Plastic tarps, which are commonly called poly tarps because they are made from polyethylene, have become the standard. There are many reasons why plastic has become more popular than canvas, the original tarp material.
Poly material tends to be much lighter in weight than canvas or vinyl. A tarp of the same size can typically fold much smaller as well. These traits make plastic tarps much more portable than other options.
Poly tarps come in a much wider array of options than any other type of tarp.
Some options include:
Material thickness / weight: Poly tarps can range from fairly lightweight and disposable at 2-4 mils thick and under 2 oz per square yard to much heavier, reusable, and durable at 14-16 mils thick and over 8 oz per square yard.
Attachment type and spacing: You generally need some way to secure your tarp, and poly tarps come with a number of different attachment types, including grommets, D-rings, and web loops. Tarps will also vary in their spacing and combination of these.
Color: The first image that comes to mind for many people is a blue tarp, but poly tarps are produced in every imaginable color. Some are even reversible, with a different color on either side.
Reinforcement: There are several features that manufacturers can use to strengthen a poly tarp: rope in the hem, reinforcement patches at grommets and corners, plastic corner reinforcement pieces, double-thick panels, etc.
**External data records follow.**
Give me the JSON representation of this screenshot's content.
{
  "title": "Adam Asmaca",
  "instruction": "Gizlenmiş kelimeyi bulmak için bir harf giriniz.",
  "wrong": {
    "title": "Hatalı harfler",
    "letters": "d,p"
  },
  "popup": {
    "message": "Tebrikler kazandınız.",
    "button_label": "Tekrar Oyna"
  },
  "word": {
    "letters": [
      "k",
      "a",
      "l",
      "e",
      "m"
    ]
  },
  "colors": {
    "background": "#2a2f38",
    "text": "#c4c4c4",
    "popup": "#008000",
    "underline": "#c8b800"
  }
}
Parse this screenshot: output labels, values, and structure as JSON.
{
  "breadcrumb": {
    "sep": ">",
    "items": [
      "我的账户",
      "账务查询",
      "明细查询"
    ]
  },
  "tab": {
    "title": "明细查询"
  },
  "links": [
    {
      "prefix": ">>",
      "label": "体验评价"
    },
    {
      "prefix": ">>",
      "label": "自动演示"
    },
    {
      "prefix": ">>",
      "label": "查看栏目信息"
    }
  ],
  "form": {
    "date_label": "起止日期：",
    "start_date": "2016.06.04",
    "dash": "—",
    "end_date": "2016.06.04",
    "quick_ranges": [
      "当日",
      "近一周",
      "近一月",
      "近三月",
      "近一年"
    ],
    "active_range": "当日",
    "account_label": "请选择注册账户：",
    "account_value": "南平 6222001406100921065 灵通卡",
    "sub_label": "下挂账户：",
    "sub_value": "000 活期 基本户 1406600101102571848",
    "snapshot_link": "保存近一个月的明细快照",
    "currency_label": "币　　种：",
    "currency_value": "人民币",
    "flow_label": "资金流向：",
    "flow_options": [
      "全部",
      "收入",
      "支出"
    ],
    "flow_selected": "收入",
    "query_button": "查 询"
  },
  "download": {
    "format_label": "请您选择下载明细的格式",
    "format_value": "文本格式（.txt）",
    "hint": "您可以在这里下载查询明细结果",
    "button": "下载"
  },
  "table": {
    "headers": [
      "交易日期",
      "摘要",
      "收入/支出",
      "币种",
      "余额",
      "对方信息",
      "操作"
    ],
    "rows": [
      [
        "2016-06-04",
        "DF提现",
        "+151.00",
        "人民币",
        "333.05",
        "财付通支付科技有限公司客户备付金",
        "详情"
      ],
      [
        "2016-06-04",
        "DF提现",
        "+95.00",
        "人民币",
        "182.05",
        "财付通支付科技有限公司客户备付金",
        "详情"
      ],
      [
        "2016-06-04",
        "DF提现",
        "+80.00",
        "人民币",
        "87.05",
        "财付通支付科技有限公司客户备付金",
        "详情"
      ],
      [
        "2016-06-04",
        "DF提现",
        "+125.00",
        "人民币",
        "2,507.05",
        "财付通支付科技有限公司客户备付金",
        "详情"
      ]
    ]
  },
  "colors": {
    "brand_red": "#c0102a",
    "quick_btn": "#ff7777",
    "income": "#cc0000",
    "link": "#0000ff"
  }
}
Special design options: While most poly tarps are straightforward (rectangular and either grommets or D-rings around the edges), there are many special features and designs. Some include multiple rows of grommets or D-rings, non-rectangular shapes, three-dimensional structure achieved with sewing or snaps, a drawstring, and more.
While cotton canvas tarps, polyester canvas tarps, and nylon tarps are usually treated to be water resistant, only plastic tarps and vinyl tarps are 100% waterproof. And while a mesh tarp can provide partial shade, windbreak, or privacy, a solid plastic tarp can perform all of those tasks more effectively.
Plastic tarps are generally the lowest cost option, though cost does vary greatly with quality. This makes poly tarps an easy choice if you're looking for something to have on hand in case of emergency or to use in a situation that might result in a damaged -- and therefore unusable -- tarp.
Other tarp materials certainly have their benefits, but it's clear that there are solid reasons why polyethylene reigns supreme in the marketplace.